Similar statements were made by other conservatives/ right wing/ Republican hawks advocating a more aggressive policy, including John McCain. Senator Graham of South Carolina expressed not only the desire for more provocative statements from the President; he asserted that clearly the Iranians must be asking for our help because some of their signs were IN ENGLISH!
Apparently Senator Graham is unaware that not only is English the language of other countries besides the United States, but it is far more widely understood worldwide as the language of both business and diplomacy than Farsi.
It has been my experience when traveling abroad generally, and especially in the middle east, that the citizens of other countries have very good memories, very long memories, and consistently a better grasp of both history and geography than the average American. There seems to be a willingness to meet Americans half-way, in a spirit of good will, at least for individuals. Failing to acknowledge having ever done anything wrong anywhere at any time, is taken to be a foolish arrogance on our part that is incomprehensible to them. It is incomprehensible to me.

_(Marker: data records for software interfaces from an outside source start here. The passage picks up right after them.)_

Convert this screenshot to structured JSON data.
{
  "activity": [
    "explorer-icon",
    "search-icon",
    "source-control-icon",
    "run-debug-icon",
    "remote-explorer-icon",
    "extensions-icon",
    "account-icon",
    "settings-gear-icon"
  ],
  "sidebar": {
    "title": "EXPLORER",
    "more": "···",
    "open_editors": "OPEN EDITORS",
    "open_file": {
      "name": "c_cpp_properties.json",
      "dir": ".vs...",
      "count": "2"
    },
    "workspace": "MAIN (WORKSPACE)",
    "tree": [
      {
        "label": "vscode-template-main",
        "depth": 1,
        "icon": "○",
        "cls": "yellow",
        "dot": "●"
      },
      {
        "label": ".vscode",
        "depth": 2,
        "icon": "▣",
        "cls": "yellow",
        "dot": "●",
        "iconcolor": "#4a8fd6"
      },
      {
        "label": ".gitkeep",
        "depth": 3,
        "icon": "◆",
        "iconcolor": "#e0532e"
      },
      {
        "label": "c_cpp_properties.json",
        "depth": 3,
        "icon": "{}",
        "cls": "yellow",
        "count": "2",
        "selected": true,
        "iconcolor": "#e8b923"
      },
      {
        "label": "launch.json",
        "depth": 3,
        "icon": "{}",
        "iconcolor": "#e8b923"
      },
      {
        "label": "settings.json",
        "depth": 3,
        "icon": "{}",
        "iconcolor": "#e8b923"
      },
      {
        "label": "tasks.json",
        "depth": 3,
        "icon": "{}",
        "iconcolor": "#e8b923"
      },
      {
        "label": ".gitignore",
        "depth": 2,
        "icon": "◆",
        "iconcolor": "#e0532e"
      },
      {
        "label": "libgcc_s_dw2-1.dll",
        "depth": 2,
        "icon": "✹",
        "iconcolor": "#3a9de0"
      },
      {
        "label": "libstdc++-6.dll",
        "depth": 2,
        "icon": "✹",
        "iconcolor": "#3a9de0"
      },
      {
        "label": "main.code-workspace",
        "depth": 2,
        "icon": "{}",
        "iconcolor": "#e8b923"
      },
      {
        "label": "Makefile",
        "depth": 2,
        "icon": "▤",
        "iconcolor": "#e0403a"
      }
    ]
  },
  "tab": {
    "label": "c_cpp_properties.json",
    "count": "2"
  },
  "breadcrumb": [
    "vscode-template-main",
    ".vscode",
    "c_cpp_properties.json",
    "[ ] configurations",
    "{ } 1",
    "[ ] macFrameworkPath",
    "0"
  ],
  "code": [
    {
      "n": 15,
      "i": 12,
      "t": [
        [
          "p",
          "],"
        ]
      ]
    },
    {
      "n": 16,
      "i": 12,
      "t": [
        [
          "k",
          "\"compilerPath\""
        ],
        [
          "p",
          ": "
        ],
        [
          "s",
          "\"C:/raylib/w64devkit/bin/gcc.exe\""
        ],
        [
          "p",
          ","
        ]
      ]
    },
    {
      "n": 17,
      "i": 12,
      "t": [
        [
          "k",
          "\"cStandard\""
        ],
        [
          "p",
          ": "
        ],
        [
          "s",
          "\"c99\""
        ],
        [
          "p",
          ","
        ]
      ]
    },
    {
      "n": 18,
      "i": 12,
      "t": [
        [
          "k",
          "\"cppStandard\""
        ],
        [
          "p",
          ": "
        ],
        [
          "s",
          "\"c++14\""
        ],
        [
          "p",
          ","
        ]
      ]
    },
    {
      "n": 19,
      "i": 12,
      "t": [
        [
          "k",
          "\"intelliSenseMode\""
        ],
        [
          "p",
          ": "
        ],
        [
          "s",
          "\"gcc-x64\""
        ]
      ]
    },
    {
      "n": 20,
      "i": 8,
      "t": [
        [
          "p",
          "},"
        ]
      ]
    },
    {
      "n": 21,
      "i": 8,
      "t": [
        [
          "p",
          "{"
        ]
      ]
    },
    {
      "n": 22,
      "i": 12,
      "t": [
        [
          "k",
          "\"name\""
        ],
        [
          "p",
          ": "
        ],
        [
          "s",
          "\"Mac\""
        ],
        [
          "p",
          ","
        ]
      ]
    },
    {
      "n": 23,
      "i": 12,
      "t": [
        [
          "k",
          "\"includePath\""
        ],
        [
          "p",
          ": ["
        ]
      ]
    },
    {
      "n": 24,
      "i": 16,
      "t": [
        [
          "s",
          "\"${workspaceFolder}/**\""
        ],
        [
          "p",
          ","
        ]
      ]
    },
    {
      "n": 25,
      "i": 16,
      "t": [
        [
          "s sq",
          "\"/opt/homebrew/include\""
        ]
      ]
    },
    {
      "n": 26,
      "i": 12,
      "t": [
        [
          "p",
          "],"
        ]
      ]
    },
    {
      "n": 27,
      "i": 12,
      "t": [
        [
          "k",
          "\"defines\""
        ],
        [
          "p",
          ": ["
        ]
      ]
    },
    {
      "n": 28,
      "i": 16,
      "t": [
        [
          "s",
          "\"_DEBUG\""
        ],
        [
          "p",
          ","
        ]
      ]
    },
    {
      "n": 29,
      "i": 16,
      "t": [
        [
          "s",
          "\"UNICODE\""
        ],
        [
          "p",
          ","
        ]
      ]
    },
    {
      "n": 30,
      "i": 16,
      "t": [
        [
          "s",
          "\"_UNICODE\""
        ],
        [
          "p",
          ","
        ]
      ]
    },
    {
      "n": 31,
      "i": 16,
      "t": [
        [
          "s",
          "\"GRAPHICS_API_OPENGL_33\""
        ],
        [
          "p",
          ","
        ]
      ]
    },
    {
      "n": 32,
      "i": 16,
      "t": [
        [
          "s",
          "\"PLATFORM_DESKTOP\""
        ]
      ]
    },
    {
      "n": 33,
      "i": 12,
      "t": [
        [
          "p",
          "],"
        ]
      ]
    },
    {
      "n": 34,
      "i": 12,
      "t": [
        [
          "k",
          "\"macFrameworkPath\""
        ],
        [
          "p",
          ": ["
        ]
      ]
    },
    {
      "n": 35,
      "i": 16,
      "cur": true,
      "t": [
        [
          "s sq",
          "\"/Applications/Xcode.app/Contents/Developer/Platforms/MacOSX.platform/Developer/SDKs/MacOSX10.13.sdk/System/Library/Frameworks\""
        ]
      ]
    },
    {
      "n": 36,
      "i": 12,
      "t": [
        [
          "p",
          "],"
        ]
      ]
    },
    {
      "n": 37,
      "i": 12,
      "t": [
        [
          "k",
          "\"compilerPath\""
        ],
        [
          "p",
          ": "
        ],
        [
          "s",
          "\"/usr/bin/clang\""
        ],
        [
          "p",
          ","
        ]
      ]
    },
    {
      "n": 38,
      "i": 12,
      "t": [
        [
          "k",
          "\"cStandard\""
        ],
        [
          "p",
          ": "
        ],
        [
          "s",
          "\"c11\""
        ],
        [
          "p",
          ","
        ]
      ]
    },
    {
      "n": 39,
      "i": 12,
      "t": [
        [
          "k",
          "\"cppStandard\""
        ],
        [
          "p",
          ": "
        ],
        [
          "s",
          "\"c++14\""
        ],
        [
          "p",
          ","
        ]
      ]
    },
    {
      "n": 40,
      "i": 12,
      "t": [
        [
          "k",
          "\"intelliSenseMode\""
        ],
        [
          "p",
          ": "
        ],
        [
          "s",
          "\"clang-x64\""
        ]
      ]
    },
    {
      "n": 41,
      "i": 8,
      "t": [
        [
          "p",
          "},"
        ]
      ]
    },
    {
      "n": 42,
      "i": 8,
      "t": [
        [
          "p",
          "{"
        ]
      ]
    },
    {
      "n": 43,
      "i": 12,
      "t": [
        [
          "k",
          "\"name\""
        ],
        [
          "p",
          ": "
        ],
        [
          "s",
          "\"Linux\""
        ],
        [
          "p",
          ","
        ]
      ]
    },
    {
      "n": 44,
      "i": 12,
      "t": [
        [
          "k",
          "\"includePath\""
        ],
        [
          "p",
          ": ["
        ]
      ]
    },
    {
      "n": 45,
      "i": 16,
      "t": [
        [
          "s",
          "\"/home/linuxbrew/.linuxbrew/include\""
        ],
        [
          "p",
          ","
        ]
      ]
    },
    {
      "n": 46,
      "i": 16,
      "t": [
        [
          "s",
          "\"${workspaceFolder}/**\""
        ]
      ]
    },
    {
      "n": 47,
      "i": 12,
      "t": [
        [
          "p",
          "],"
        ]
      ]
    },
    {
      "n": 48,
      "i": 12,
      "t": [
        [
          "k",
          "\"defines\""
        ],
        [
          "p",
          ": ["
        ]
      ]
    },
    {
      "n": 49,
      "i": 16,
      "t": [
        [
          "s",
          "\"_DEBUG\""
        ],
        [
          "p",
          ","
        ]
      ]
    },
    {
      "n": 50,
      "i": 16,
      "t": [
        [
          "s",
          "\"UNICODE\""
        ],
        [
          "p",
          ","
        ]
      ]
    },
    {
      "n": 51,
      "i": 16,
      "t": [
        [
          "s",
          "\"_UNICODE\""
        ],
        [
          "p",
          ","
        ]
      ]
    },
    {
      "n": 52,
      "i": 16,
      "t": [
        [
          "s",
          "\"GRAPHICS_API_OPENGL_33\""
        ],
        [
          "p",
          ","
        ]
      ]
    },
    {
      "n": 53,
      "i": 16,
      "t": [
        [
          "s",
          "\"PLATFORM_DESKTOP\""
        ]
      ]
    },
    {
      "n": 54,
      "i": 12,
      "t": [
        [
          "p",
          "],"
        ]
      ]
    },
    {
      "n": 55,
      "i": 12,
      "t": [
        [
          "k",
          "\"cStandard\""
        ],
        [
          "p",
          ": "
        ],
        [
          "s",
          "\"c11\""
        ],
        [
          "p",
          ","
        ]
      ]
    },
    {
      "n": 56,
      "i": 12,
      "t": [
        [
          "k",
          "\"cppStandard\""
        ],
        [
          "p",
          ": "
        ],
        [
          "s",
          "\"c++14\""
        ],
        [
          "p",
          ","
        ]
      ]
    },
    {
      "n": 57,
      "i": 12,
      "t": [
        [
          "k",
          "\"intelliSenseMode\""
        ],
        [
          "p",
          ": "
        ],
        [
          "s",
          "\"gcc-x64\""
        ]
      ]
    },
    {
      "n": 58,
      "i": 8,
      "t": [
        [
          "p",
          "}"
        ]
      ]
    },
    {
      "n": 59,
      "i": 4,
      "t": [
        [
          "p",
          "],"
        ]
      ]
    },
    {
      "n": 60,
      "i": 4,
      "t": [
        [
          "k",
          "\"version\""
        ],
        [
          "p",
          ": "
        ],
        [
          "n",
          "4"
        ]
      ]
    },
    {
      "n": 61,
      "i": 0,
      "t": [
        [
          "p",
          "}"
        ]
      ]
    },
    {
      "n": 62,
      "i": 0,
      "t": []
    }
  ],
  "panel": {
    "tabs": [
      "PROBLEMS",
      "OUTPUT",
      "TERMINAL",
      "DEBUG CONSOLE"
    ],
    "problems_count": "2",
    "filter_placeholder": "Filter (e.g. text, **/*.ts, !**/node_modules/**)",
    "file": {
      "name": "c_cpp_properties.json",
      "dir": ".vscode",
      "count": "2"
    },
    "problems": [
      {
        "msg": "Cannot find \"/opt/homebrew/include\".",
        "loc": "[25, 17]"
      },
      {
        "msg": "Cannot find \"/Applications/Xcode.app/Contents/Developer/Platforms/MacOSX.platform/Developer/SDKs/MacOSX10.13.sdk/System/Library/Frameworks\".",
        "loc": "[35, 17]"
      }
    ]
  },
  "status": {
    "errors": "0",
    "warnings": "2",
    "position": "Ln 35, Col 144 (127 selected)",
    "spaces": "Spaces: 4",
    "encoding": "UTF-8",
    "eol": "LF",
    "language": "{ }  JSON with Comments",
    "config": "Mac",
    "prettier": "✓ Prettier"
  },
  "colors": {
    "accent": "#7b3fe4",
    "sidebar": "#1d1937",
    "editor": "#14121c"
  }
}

Thank GOD that Obama has the courage and strength to understand and admit our failures, in order to transcend them. Thank GOD that we have a leader who is finally sufficiently confident in himself to proceed carefully and with restraint; who will not let himself be stampeded or pressured into stupidity. A man who clearly understands the value of what is said, and also the sometimes even greater importance of what is NOT said, in being our face to the world.